The standards come into effect on September 1 and aim to ensure the conveyancing and valuation processes determine the true value of the property, reducing risk for borrowers and lenders.
Some lenders are concerned that current processes do not always capture discounts and other incentives that buyers may be able to negotiate with developers when buying newly built property. As a result, lenders could unintentionally offer a mortgage based on a valuation of a property that is higher than the true price paid for it.
From September, lenders will require builders or developers of any newly built, converted or renovated property to complete a new disclosure of incentives’ form. This will be reinforced in the CML’s lenders’ handbook.
The Royal Institution of Chartered Surveyors will be amending its guidance to members to support the new requirements.
The Home Builders’ Federation and Homes for Scotland have recently added to their own codes of conduct to encourage greater transparency about discounts and other incentives and major builders are taking their own steps to address the issue.
CML director general Michael Coogan says: “We are introducing these measures to help sustain confidence in the market for newly built property.
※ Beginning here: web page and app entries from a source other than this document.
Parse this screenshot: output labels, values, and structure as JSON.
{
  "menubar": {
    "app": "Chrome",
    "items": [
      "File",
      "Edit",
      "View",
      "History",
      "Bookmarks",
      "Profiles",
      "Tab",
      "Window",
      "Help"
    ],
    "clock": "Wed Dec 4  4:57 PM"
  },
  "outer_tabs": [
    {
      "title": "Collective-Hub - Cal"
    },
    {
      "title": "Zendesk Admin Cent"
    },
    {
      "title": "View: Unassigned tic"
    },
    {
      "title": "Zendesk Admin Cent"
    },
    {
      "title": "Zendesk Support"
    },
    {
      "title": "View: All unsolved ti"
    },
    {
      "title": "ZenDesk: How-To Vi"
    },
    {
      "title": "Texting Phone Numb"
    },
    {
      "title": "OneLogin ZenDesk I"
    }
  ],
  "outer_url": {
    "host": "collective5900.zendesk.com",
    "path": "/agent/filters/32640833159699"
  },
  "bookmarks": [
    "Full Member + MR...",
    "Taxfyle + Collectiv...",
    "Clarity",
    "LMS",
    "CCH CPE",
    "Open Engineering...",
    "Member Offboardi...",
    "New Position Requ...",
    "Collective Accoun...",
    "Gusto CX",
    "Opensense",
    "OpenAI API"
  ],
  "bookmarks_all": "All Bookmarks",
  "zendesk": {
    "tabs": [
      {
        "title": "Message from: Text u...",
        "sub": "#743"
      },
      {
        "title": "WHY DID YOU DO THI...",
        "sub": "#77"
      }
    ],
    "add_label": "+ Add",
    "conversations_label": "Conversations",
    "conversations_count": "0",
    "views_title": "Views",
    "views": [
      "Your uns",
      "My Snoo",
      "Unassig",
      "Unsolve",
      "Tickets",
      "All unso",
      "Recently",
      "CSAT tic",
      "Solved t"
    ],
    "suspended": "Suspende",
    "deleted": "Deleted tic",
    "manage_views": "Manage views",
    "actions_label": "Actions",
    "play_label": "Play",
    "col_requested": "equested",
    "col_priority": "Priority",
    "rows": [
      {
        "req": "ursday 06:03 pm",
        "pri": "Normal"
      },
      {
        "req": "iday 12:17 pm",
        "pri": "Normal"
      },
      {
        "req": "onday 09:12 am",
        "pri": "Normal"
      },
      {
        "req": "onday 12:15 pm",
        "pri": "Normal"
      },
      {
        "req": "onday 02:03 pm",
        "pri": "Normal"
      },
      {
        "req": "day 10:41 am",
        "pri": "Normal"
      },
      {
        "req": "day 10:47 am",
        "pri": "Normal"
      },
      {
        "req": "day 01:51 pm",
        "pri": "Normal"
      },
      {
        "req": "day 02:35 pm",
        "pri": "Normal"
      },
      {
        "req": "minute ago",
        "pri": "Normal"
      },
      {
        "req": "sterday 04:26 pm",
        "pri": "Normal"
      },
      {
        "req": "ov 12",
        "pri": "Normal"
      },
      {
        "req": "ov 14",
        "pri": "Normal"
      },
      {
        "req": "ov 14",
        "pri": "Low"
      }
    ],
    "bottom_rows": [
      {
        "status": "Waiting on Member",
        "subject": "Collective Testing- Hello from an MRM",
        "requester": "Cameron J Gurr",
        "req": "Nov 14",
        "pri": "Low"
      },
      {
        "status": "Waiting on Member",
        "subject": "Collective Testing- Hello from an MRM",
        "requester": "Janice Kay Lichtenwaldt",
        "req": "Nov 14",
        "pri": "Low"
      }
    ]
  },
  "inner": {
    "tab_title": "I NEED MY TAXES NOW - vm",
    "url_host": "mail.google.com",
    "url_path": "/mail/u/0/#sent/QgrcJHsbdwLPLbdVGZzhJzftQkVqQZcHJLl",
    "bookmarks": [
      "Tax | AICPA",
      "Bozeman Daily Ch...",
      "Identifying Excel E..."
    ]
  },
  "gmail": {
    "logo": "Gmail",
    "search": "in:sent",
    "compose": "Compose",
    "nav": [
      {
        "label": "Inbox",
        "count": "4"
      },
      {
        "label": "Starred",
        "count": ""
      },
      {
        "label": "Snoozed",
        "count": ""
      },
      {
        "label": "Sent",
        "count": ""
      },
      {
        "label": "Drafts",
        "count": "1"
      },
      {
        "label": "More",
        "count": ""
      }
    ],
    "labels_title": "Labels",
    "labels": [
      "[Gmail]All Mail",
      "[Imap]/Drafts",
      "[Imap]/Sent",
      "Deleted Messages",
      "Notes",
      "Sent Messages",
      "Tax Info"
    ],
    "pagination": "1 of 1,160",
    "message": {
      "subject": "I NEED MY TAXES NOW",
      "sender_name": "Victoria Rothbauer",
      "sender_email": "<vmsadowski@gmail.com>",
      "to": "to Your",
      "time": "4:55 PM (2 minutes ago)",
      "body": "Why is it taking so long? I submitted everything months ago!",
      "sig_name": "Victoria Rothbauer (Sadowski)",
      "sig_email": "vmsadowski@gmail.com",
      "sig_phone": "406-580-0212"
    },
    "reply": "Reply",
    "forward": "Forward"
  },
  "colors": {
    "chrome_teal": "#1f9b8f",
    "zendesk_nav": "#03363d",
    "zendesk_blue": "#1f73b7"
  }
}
Lenders need to know about discounts and other incentives so they can be sure that the decision to offer a mortgage is based on a reliable valuation of the property. The new measures will provide additional security and safeguards for borrowers, as well as lenders.”
In a joint statement, the Home Builders Federation and Homes for Scotland say: “These initiatives will ensure that housing developers maintain the confidence of mortgage lenders and help with the process of buying a new home.”